“We are currently preparing students for jobs that don’t yet exist, using technologies that haven’t been invented, in order to solve problems we don’t even know are problems yet.” Karl Fisch Fisch, K. (2006).

Did You Know/Shift Happens…

Always

on

Develop a

vision

Stay relevant in a

Changing world

an

eye

on the future Digital Immigrant Digital Pioneer Digital Native

21 st Century Skills Needed Image © 2004 Partnership for 21st Century Skills - Source: http://21stcenturyskills.org/

effective learners independent learners

effective communicators & creators

effective

global collaborators

part 2

connection

It’s about the

conversations

building bridges

and relationships

constructing new

understandings

energize

part 3

implementation

leadership

defined

expectations

transparency

communication

embedded

into the curriculum

deepen

understanding

moving from

cooperation

to

collaboration

The Collaboration Continuum:

Building Interdependence Through Partnership

Cooperation

Helping when a question is asked

Coordination

Planning when a lesson or an activity happens which supports core curriculum

Collaboration

“a prolonged and interdependent relationship” Isolation Interdependence • Finding a website or a book for a teacher upon request.

• Showing a teacher how to use a digital camera or book a laptop cart upon request.

• Introducing the document cameras to a team when asked.

• Setting up a learning space with appropriate resources to “kick off” a unit.

• Teaching a “one-off” lesson that fits with the curriculum.

• Planning a unit to coincide with core curriculum which is independently taught by specialist.

• Sharing goals • Carefully defined roles in the process • Comprehensive co-planning • Co-planning units that will be team taught.

• Team-teaching units which authentically embed both curricular goals.

• Units which are team-taught are co assessed.

Collaboration has the highest impact on student achievement.

Collaboration is “2 (or more) equal partners who create a project or unit of study based on content standards in one or more content areas, a unit that will be team-designed, team taught, and team-evaluated.” Research from Todd, Ross: http://www.scils.rutgers.edu/~cissl/research/ohio.html

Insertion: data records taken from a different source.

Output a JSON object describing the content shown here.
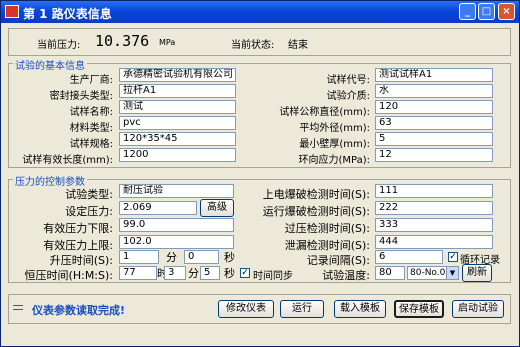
{
  "window": {
    "title": "第 1 路仪表信息",
    "controls": [
      "_",
      "□",
      "×"
    ]
  },
  "header": {
    "pressure_label": "当前压力:",
    "pressure_value": "10.376",
    "pressure_unit": "MPa",
    "state_label": "当前状态:",
    "state_value": "结束"
  },
  "basic_info": {
    "legend": "试验的基本信息",
    "left": [
      {
        "label": "生产厂商:",
        "value": "承德精密试验机有限公司"
      },
      {
        "label": "密封接头类型:",
        "value": "拉杆A1"
      },
      {
        "label": "试样名称:",
        "value": "测试"
      },
      {
        "label": "材料类型:",
        "value": "pvc"
      },
      {
        "label": "试样规格:",
        "value": "120*35*45"
      },
      {
        "label": "试样有效长度(mm):",
        "value": "1200"
      }
    ],
    "right": [
      {
        "label": "试样代号:",
        "value": "测试试样A1"
      },
      {
        "label": "试验介质:",
        "value": "水"
      },
      {
        "label": "试样公称直径(mm):",
        "value": "120"
      },
      {
        "label": "平均外径(mm):",
        "value": "63"
      },
      {
        "label": "最小壁厚(mm):",
        "value": "5"
      },
      {
        "label": "环向应力(MPa):",
        "value": "12"
      }
    ]
  },
  "pressure_control": {
    "legend": "压力的控制参数",
    "test_type_label": "试验类型:",
    "test_type_value": "耐压试验",
    "set_pressure_label": "设定压力:",
    "set_pressure_value": "2.069",
    "high_button": "高级",
    "lower_limit_label": "有效压力下限:",
    "lower_limit_value": "99.0",
    "upper_limit_label": "有效压力上限:",
    "upper_limit_value": "102.0",
    "rise_time_label": "升压时间(S):",
    "rise_time_min": "1",
    "rise_min_unit": "分",
    "rise_time_sec": "0",
    "rise_sec_unit": "秒",
    "hold_time_label": "恒压时间(H:M:S):",
    "hold_h": "77",
    "hold_h_unit": "时",
    "hold_m": "3",
    "hold_m_unit": "分",
    "hold_s": "5",
    "hold_s_unit": "秒",
    "time_sync_label": "时间同步",
    "time_sync_checked": true,
    "right": [
      {
        "label": "上电爆破检测时间(S):",
        "value": "111"
      },
      {
        "label": "运行爆破检测时间(S):",
        "value": "222"
      },
      {
        "label": "过压检测时间(S):",
        "value": "333"
      },
      {
        "label": "泄漏检测时间(S):",
        "value": "444"
      }
    ],
    "record_interval_label": "记录间隔(S):",
    "record_interval_value": "6",
    "loop_record_label": "循环记录",
    "loop_record_checked": true,
    "temp_label": "试验温度:",
    "temp_value": "80",
    "temp_select": "80-No.01",
    "refresh_button": "刷新"
  },
  "footer": {
    "status_message": "仪表参数读取完成!",
    "buttons": [
      "修改仪表",
      "运行",
      "载入模板",
      "保存模板",
      "启动试验"
    ]
  },
  "colors": {
    "title_bar": "#0846d8",
    "status_text": "#1a4ec4",
    "window_bg": "#ece9d8"
  }
}
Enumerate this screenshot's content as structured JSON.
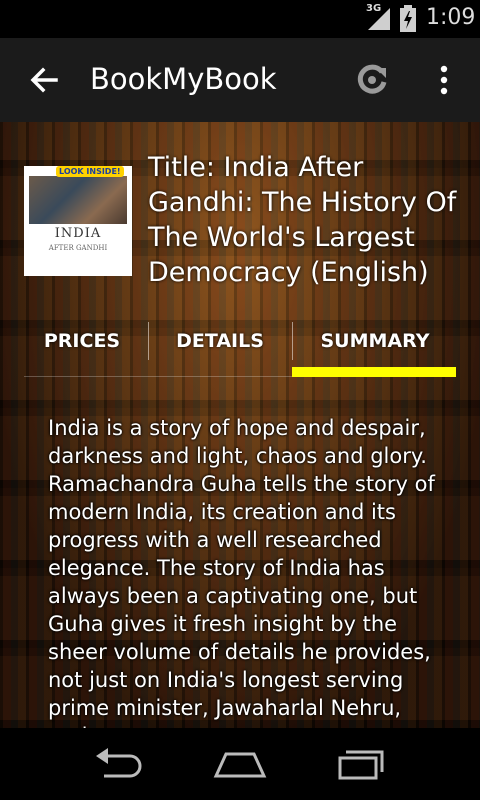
{
  "status_bar": {
    "network": "3G",
    "time": "1:09"
  },
  "action_bar": {
    "title": "BookMyBook",
    "back_icon": "arrow-back-icon",
    "refresh_icon": "refresh-icon",
    "overflow_icon": "overflow-menu-icon"
  },
  "book": {
    "cover_badge": "LOOK INSIDE!",
    "cover_title_line1": "INDIA",
    "cover_title_line2": "AFTER GANDHI",
    "title_line": "Title: India After Gandhi: The History Of The World's Largest Democracy (English)"
  },
  "tabs": [
    {
      "label": "PRICES",
      "selected": false
    },
    {
      "label": "DETAILS",
      "selected": false
    },
    {
      "label": "SUMMARY",
      "selected": true
    }
  ],
  "summary": {
    "text": "India is a story of hope and despair, darkness and light, chaos and glory. Ramachandra Guha tells the story of modern India, its creation and its progress with a well researched elegance. The story of India has always been a captivating one, but Guha gives it fresh insight by the sheer volume of details he provides, not just on India's longest serving prime minister, Jawaharlal Nehru, and"
  },
  "colors": {
    "indicator": "#ffff00",
    "action_bar": "#1b1b1b"
  },
  "nav_bar": {
    "icons": [
      "back-nav-icon",
      "home-nav-icon",
      "recents-nav-icon"
    ]
  }
}
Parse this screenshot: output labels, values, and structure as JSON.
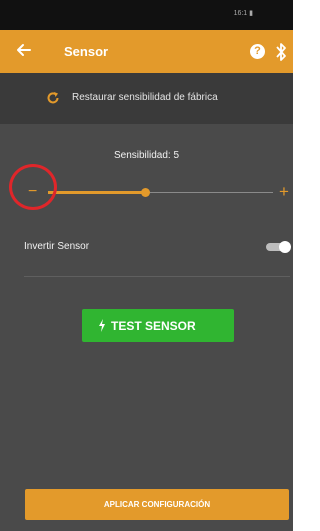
{
  "status_bar": {
    "text": "16:1 ▮"
  },
  "app_bar": {
    "title": "Sensor",
    "help_glyph": "?",
    "back_icon": "arrow-left-icon",
    "bluetooth_icon": "bluetooth-icon"
  },
  "restore": {
    "label": "Restaurar sensibilidad de fábrica",
    "icon": "refresh-icon"
  },
  "sensitivity": {
    "label": "Sensibilidad: 5",
    "minus": "−",
    "plus": "+",
    "value_fraction": 0.43
  },
  "invert": {
    "label": "Invertir Sensor",
    "enabled": true
  },
  "test_button": {
    "label": "TEST SENSOR",
    "icon": "bolt-icon"
  },
  "apply_button": {
    "label": "APLICAR CONFIGURACIÓN"
  },
  "colors": {
    "accent": "#e39a2b",
    "test_green": "#30b531",
    "highlight_red": "#e0262a",
    "background": "#4a4a4a"
  }
}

The Collaboration Cycle:

Building Independence Through Partnership

Frequent & consistent collaborative planning, learning and assessment:

Classroom teacher and technology facilitator work as full partners in the planning, learning (teaming in the classroom) and assessment process.

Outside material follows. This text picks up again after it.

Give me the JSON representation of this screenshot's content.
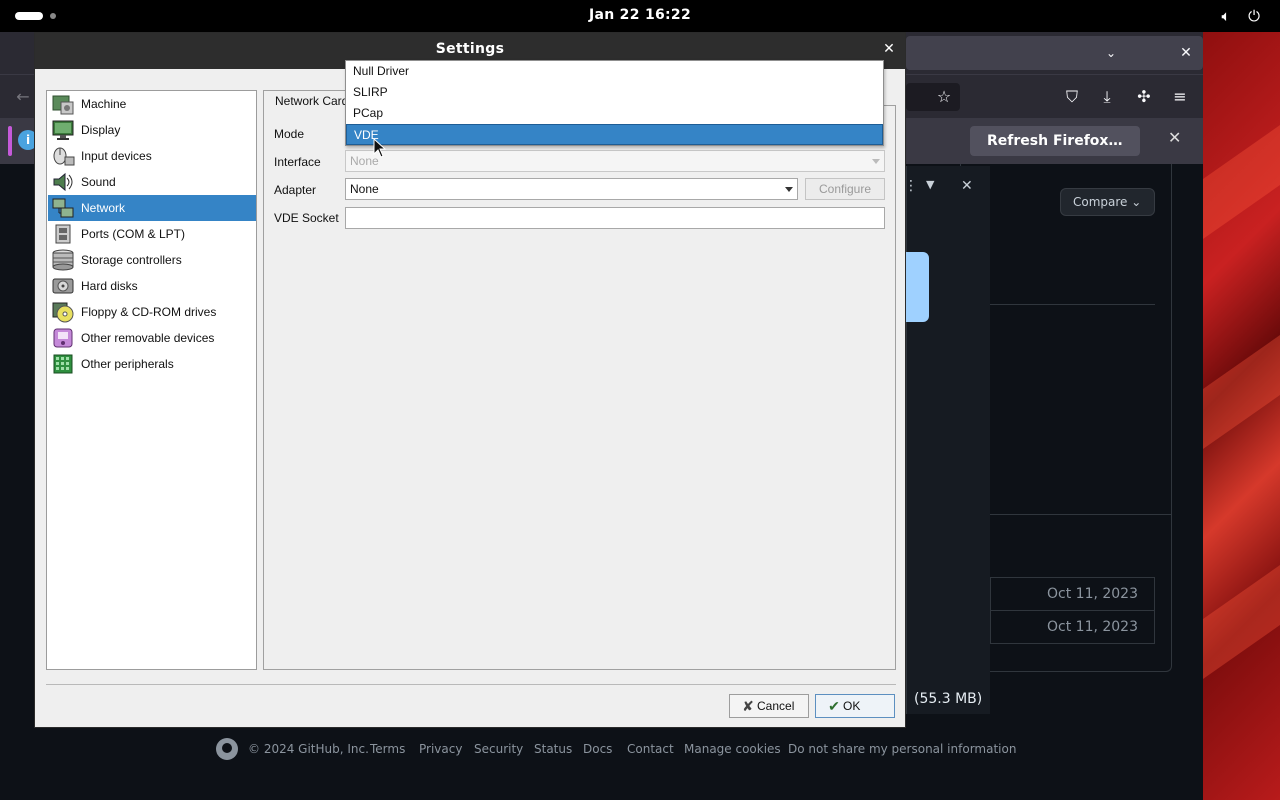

Occasional conversations:

Technology facilitator offers helpful advice and tips to classroom teacher as s/he tackles new projects at their own pace. Classroom teacher actively assists other team members in use of technology.

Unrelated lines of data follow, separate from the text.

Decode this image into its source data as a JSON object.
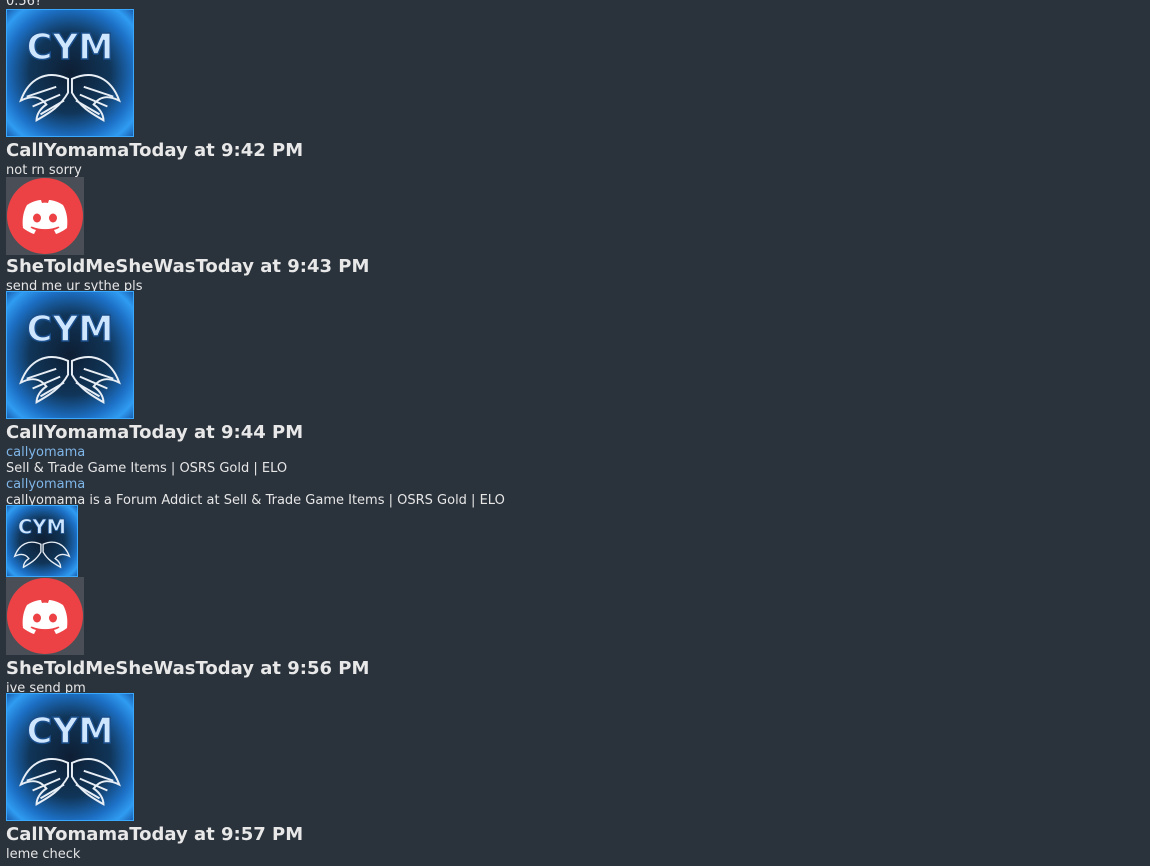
{
  "colors": {
    "background": "#2a323c",
    "text": "#e6e6e6",
    "link": "#7fb6e8",
    "discord_red": "#ed4245",
    "cym_border": "#39a8ff"
  },
  "top_fragment": "0.56?",
  "messages": [
    {
      "avatar": "cym-avatar",
      "avatar_text": "CYM",
      "author": "CallYomama",
      "timestamp": "Today at 9:42 PM",
      "body": "not rn sorry"
    },
    {
      "avatar": "discord-avatar",
      "author": "SheToldMeSheWas",
      "timestamp": "Today at 9:43 PM",
      "body": "send me ur sythe pls"
    },
    {
      "avatar": "cym-avatar",
      "avatar_text": "CYM",
      "author": "CallYomama",
      "timestamp": "Today at 9:44 PM",
      "embed": {
        "site_name": "callyomama",
        "site_desc": "Sell & Trade Game Items | OSRS Gold | ELO",
        "title": "callyomama",
        "description": "callyomama is a Forum Addict at Sell & Trade Game Items | OSRS Gold | ELO",
        "thumbnail_text": "CYM"
      }
    },
    {
      "avatar": "discord-avatar",
      "author": "SheToldMeSheWas",
      "timestamp": "Today at 9:56 PM",
      "body": "ive send pm"
    },
    {
      "avatar": "cym-avatar",
      "avatar_text": "CYM",
      "author": "CallYomama",
      "timestamp": "Today at 9:57 PM",
      "body": "leme check"
    }
  ]
}
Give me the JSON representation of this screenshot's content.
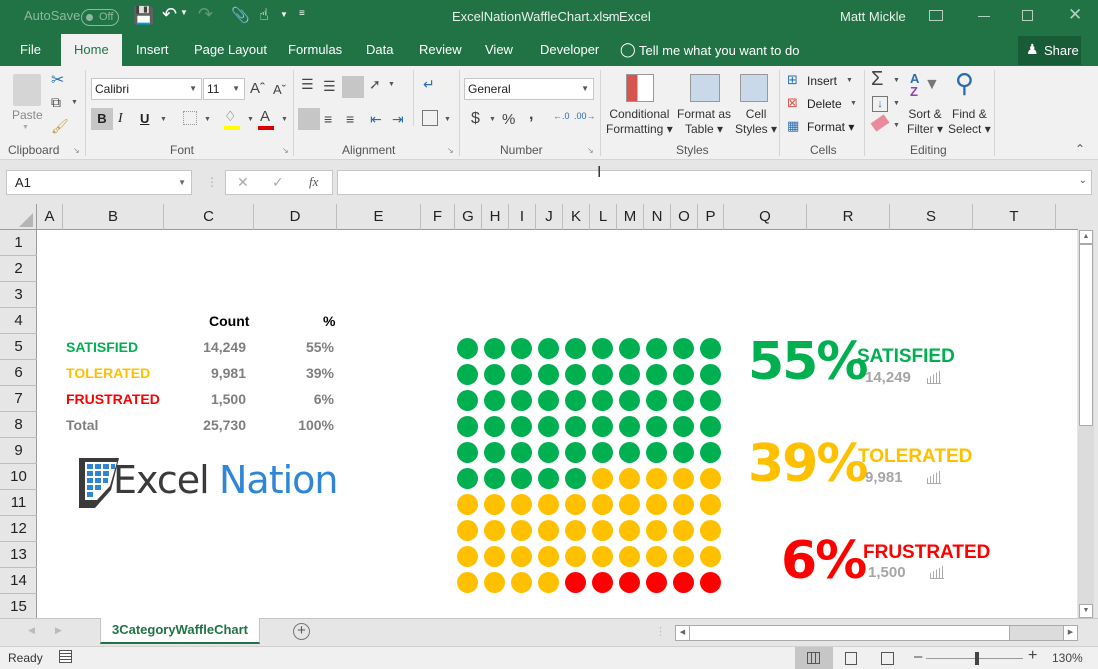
{
  "titlebar": {
    "autosave_label": "AutoSave",
    "autosave_state": "Off",
    "filename": "ExcelNationWaffleChart.xlsm",
    "separator": "-",
    "app": "Excel",
    "user": "Matt Mickle"
  },
  "tabs": [
    "File",
    "Home",
    "Insert",
    "Page Layout",
    "Formulas",
    "Data",
    "Review",
    "View",
    "Developer"
  ],
  "active_tab": "Home",
  "tell_me": "Tell me what you want to do",
  "share": "Share",
  "ribbon": {
    "clipboard": {
      "label": "Clipboard",
      "paste": "Paste"
    },
    "font": {
      "label": "Font",
      "name": "Calibri",
      "size": "11",
      "bold": "B",
      "italic": "I",
      "underline": "U"
    },
    "alignment": {
      "label": "Alignment"
    },
    "number": {
      "label": "Number",
      "format": "General",
      "currency": "$",
      "percent": "%",
      "comma": ","
    },
    "styles": {
      "label": "Styles",
      "conditional_1": "Conditional",
      "conditional_2": "Formatting",
      "format_table_1": "Format as",
      "format_table_2": "Table",
      "cell_styles_1": "Cell",
      "cell_styles_2": "Styles"
    },
    "cells": {
      "label": "Cells",
      "insert": "Insert",
      "delete": "Delete",
      "format": "Format"
    },
    "editing": {
      "label": "Editing",
      "sort_1": "Sort &",
      "sort_2": "Filter",
      "find_1": "Find &",
      "find_2": "Select"
    }
  },
  "formula_bar": {
    "name_box": "A1",
    "fx": "fx",
    "formula": ""
  },
  "columns": [
    "A",
    "B",
    "C",
    "D",
    "E",
    "F",
    "G",
    "H",
    "I",
    "J",
    "K",
    "L",
    "M",
    "N",
    "O",
    "P",
    "Q",
    "R",
    "S",
    "T"
  ],
  "rows": [
    "1",
    "2",
    "3",
    "4",
    "5",
    "6",
    "7",
    "8",
    "9",
    "10",
    "11",
    "12",
    "13",
    "14",
    "15"
  ],
  "table": {
    "headers": {
      "count": "Count",
      "pct": "%"
    },
    "rows": [
      {
        "label": "SATISFIED",
        "count": "14,249",
        "pct": "55%",
        "color": "#00b050"
      },
      {
        "label": "TOLERATED",
        "count": "9,981",
        "pct": "39%",
        "color": "#ffc000"
      },
      {
        "label": "FRUSTRATED",
        "count": "1,500",
        "pct": "6%",
        "color": "#ff0000"
      },
      {
        "label": "Total",
        "count": "25,730",
        "pct": "100%",
        "color": "#7f7f7f"
      }
    ]
  },
  "logo": {
    "part1": "Excel",
    "part2": "Nation"
  },
  "chart_data": {
    "type": "waffle",
    "grid": [
      10,
      10
    ],
    "categories": [
      "SATISFIED",
      "TOLERATED",
      "FRUSTRATED"
    ],
    "values": [
      55,
      39,
      6
    ],
    "counts": [
      "14,249",
      "9,981",
      "1,500"
    ],
    "colors": [
      "#00b050",
      "#ffc000",
      "#ff0000"
    ]
  },
  "kpis": [
    {
      "pct": "55%",
      "label": "SATISFIED",
      "count": "14,249",
      "color": "#00b050"
    },
    {
      "pct": "39%",
      "label": "TOLERATED",
      "count": "9,981",
      "color": "#ffc000"
    },
    {
      "pct": "6%",
      "label": "FRUSTRATED",
      "count": "1,500",
      "color": "#ff0000"
    }
  ],
  "sheet_tab": "3CategoryWaffleChart",
  "status": {
    "ready": "Ready",
    "zoom": "130%"
  }
}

Consistent Professional

Development Opportunities: after school walk-in sessions 3 days per week, curriculum planning at the team level, individual assistance as needed, advice and tips offered to teachers and teams as appropriate to curricular needs. Pre-assessment of skills, readiness & interest

Regular collaborative planning, learning and assessment:

Classroom teacher asks technology facilitator for assistance in planning, learning (teaming in the classroom) and assessment as needed.

Occasional collaborative planning, learning and assessment:

Classroom teacher works with technology facilitator outside of class time to plan and implement projects. Occasional teaming in the classroom, as needed.

Post-assessment, graduated expert, teacher mentor Kim Cofino: http://mscofino.edublogs.org/2008/08/28/going-full-circle/

built-in

support

an integrated

support team

resources

at the ready

the

right tools

for the job

Change is the law of life. And those who look to the past or present are certain to miss the

future

.

John F. Kennedy